(Material shown Opens)
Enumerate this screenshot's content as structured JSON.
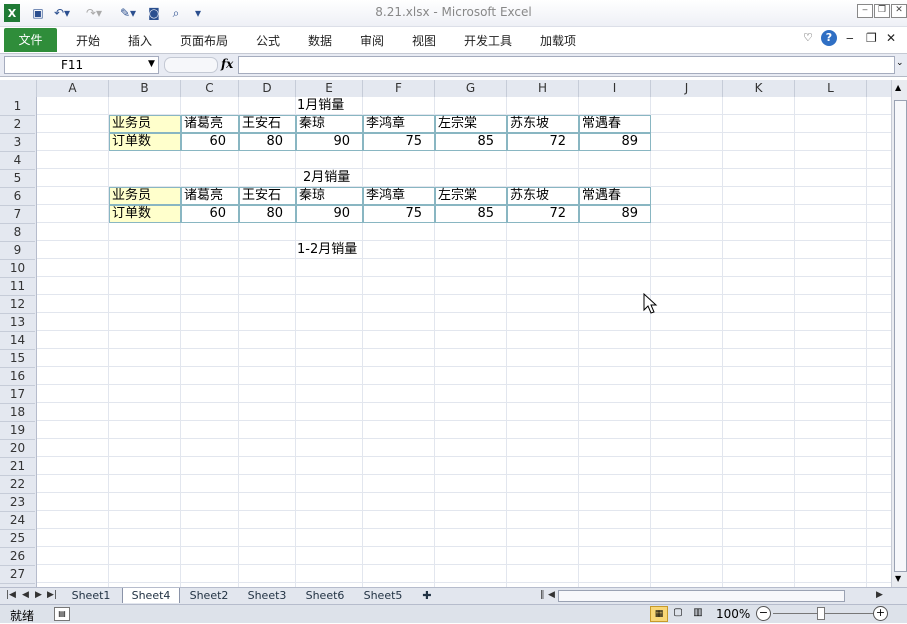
{
  "window": {
    "title": "8.21.xlsx  -  Microsoft Excel"
  },
  "ribbon": {
    "tabs": [
      "文件",
      "开始",
      "插入",
      "页面布局",
      "公式",
      "数据",
      "审阅",
      "视图",
      "开发工具",
      "加载项"
    ]
  },
  "formula_bar": {
    "name_box": "F11",
    "fx_label": "fx",
    "formula": ""
  },
  "columns": [
    "A",
    "B",
    "C",
    "D",
    "E",
    "F",
    "G",
    "H",
    "I",
    "J",
    "K",
    "L"
  ],
  "rows": [
    "1",
    "2",
    "3",
    "4",
    "5",
    "6",
    "7",
    "8",
    "9",
    "10",
    "11",
    "12",
    "13",
    "14",
    "15",
    "16",
    "17",
    "18",
    "19",
    "20",
    "21",
    "22",
    "23",
    "24",
    "25",
    "26",
    "27"
  ],
  "sheet": {
    "title1": "1月销量",
    "title2": "2月销量",
    "title3": "1-2月销量",
    "header_label": "业务员",
    "count_label": "订单数",
    "names": [
      "诸葛亮",
      "王安石",
      "秦琼",
      "李鸿章",
      "左宗棠",
      "苏东坡",
      "常遇春"
    ],
    "jan": [
      "60",
      "80",
      "90",
      "75",
      "85",
      "72",
      "89"
    ],
    "feb": [
      "60",
      "80",
      "90",
      "75",
      "85",
      "72",
      "89"
    ]
  },
  "sheet_tabs": [
    "Sheet1",
    "Sheet4",
    "Sheet2",
    "Sheet3",
    "Sheet6",
    "Sheet5"
  ],
  "active_sheet": "Sheet4",
  "status": {
    "ready": "就绪",
    "zoom": "100%"
  },
  "colors": {
    "accent": "#2f8d3a",
    "header_bg": "#e4e8f0",
    "highlight": "#ffffcc"
  }
}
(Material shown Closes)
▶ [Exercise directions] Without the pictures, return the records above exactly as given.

▶ [Solution]
Enumerate this screenshot's content as structured JSON.
{
  "window": {
    "title": "8.21.xlsx  -  Microsoft Excel"
  },
  "ribbon": {
    "tabs": [
      "文件",
      "开始",
      "插入",
      "页面布局",
      "公式",
      "数据",
      "审阅",
      "视图",
      "开发工具",
      "加载项"
    ]
  },
  "formula_bar": {
    "name_box": "F11",
    "fx_label": "fx",
    "formula": ""
  },
  "columns": [
    "A",
    "B",
    "C",
    "D",
    "E",
    "F",
    "G",
    "H",
    "I",
    "J",
    "K",
    "L"
  ],
  "rows": [
    "1",
    "2",
    "3",
    "4",
    "5",
    "6",
    "7",
    "8",
    "9",
    "10",
    "11",
    "12",
    "13",
    "14",
    "15",
    "16",
    "17",
    "18",
    "19",
    "20",
    "21",
    "22",
    "23",
    "24",
    "25",
    "26",
    "27"
  ],
  "sheet": {
    "title1": "1月销量",
    "title2": "2月销量",
    "title3": "1-2月销量",
    "header_label": "业务员",
    "count_label": "订单数",
    "names": [
      "诸葛亮",
      "王安石",
      "秦琼",
      "李鸿章",
      "左宗棠",
      "苏东坡",
      "常遇春"
    ],
    "jan": [
      "60",
      "80",
      "90",
      "75",
      "85",
      "72",
      "89"
    ],
    "feb": [
      "60",
      "80",
      "90",
      "75",
      "85",
      "72",
      "89"
    ]
  },
  "sheet_tabs": [
    "Sheet1",
    "Sheet4",
    "Sheet2",
    "Sheet3",
    "Sheet6",
    "Sheet5"
  ],
  "active_sheet": "Sheet4",
  "status": {
    "ready": "就绪",
    "zoom": "100%"
  },
  "colors": {
    "accent": "#2f8d3a",
    "header_bg": "#e4e8f0",
    "highlight": "#ffffcc"
  }
}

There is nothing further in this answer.